- _Work task_
Return every line below exactly.

- _Records for the task_

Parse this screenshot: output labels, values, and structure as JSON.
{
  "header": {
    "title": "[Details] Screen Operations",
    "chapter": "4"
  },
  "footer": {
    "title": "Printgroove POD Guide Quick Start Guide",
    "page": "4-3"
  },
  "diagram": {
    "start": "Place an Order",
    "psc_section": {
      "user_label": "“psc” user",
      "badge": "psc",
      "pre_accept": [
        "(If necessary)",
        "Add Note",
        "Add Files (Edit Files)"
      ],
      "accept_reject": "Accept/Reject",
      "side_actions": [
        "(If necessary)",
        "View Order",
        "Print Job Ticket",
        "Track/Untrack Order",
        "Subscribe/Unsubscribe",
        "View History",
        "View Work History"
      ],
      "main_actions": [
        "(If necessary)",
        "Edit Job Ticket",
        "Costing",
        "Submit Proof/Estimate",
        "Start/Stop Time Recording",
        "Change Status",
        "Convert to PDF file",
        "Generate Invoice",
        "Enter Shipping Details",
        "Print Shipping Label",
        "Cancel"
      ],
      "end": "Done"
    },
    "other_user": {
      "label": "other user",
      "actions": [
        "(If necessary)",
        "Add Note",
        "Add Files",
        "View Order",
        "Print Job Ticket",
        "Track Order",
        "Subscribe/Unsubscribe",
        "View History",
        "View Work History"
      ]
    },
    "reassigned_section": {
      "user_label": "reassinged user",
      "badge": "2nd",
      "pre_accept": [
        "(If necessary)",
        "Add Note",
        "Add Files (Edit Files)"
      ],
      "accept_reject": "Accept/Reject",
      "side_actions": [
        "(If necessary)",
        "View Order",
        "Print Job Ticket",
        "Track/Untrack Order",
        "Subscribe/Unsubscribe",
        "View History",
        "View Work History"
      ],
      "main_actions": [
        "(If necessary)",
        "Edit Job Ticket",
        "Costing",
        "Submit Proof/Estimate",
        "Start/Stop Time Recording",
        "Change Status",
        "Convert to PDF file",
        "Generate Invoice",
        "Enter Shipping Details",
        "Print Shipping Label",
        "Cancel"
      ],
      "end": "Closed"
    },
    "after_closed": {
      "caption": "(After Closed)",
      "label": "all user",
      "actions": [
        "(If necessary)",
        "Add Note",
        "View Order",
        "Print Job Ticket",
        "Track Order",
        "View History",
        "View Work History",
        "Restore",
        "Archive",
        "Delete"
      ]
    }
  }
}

- _The answer_
Parse this screenshot: output labels, values, and structure as JSON.
{
  "header": {
    "title": "[Details] Screen Operations",
    "chapter": "4"
  },
  "footer": {
    "title": "Printgroove POD Guide Quick Start Guide",
    "page": "4-3"
  },
  "diagram": {
    "start": "Place an Order",
    "psc_section": {
      "user_label": "“psc” user",
      "badge": "psc",
      "pre_accept": [
        "(If necessary)",
        "Add Note",
        "Add Files (Edit Files)"
      ],
      "accept_reject": "Accept/Reject",
      "side_actions": [
        "(If necessary)",
        "View Order",
        "Print Job Ticket",
        "Track/Untrack Order",
        "Subscribe/Unsubscribe",
        "View History",
        "View Work History"
      ],
      "main_actions": [
        "(If necessary)",
        "Edit Job Ticket",
        "Costing",
        "Submit Proof/Estimate",
        "Start/Stop Time Recording",
        "Change Status",
        "Convert to PDF file",
        "Generate Invoice",
        "Enter Shipping Details",
        "Print Shipping Label",
        "Cancel"
      ],
      "end": "Done"
    },
    "other_user": {
      "label": "other user",
      "actions": [
        "(If necessary)",
        "Add Note",
        "Add Files",
        "View Order",
        "Print Job Ticket",
        "Track Order",
        "Subscribe/Unsubscribe",
        "View History",
        "View Work History"
      ]
    },
    "reassigned_section": {
      "user_label": "reassinged user",
      "badge": "2nd",
      "pre_accept": [
        "(If necessary)",
        "Add Note",
        "Add Files (Edit Files)"
      ],
      "accept_reject": "Accept/Reject",
      "side_actions": [
        "(If necessary)",
        "View Order",
        "Print Job Ticket",
        "Track/Untrack Order",
        "Subscribe/Unsubscribe",
        "View History",
        "View Work History"
      ],
      "main_actions": [
        "(If necessary)",
        "Edit Job Ticket",
        "Costing",
        "Submit Proof/Estimate",
        "Start/Stop Time Recording",
        "Change Status",
        "Convert to PDF file",
        "Generate Invoice",
        "Enter Shipping Details",
        "Print Shipping Label",
        "Cancel"
      ],
      "end": "Closed"
    },
    "after_closed": {
      "caption": "(After Closed)",
      "label": "all user",
      "actions": [
        "(If necessary)",
        "Add Note",
        "View Order",
        "Print Job Ticket",
        "Track Order",
        "View History",
        "View Work History",
        "Restore",
        "Archive",
        "Delete"
      ]
    }
  }
}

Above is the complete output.